In May 2012, Pen & Sword books published the second volume of Asa Briggs’s autobiography, Special Relationships: People and Places. Earlier in this blog, I noted that Richard Evans’s main criticism of John Elliott’s recent ‘autobiography’ was that its subject’s life was simply not that interesting. According to Nigel Jones’s review for The Guardian, this is not a criticism that could be levelled at Asa Briggs. He begins: ‘It is unusual for a historian to play a role in great events himself, but Asa Briggs has both interpreted history to a mass audience and played no small part in the making of it’.
Lord Briggs is a man who counted among his friends Clement Attlee, Denis Healey, Harold Macmillan and Jim Callaghan. Jones notes that the book ‘is scathing, by comparison, about today’s generation of political leaders, deploring the ignorance and lack of interest in Britain’s history displayed by Cameron and Clegg’.

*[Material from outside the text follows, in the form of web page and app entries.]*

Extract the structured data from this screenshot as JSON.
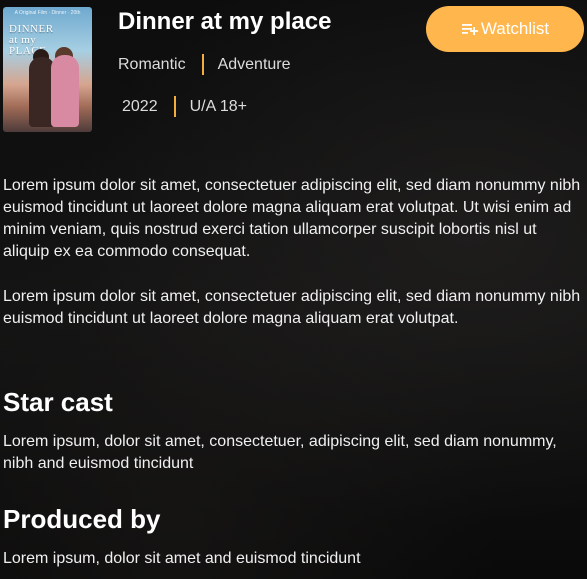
{
  "movie": {
    "title": "Dinner at my place",
    "poster": {
      "top_text": "A Original Film · Dinner · 20th",
      "title_text": "DINNER at my PLACE"
    },
    "genres": [
      "Romantic",
      "Adventure"
    ],
    "year": "2022",
    "rating": "U/A 18+"
  },
  "actions": {
    "watchlist_label": "Watchlist",
    "watchlist_icon": "playlist-add-icon"
  },
  "description": [
    "Lorem ipsum dolor sit amet, consectetuer adipiscing elit, sed diam nonummy nibh euismod tincidunt ut laoreet dolore magna aliquam erat volutpat. Ut wisi enim ad minim veniam, quis nostrud exerci tation ullamcorper suscipit lobortis nisl ut aliquip ex ea commodo consequat.",
    "Lorem ipsum dolor sit amet, consectetuer adipiscing elit, sed diam nonummy nibh euismod tincidunt ut laoreet dolore magna aliquam erat volutpat."
  ],
  "star_cast": {
    "heading": "Star cast",
    "text": "Lorem ipsum, dolor sit amet, consectetuer, adipiscing elit, sed diam nonummy, nibh and euismod tincidunt"
  },
  "produced_by": {
    "heading": "Produced by",
    "text": "Lorem ipsum, dolor sit amet and euismod tincidunt"
  },
  "colors": {
    "accent": "#ffb74d",
    "separator": "#f2ad3c",
    "background": "#0b0b0c"
  }
}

From his wartime work at Bletchley Park, to his political connections and his interest in Chinese revolutionary pottery, the life presented is not that of an ordinary historian, or indeed an ordinary man.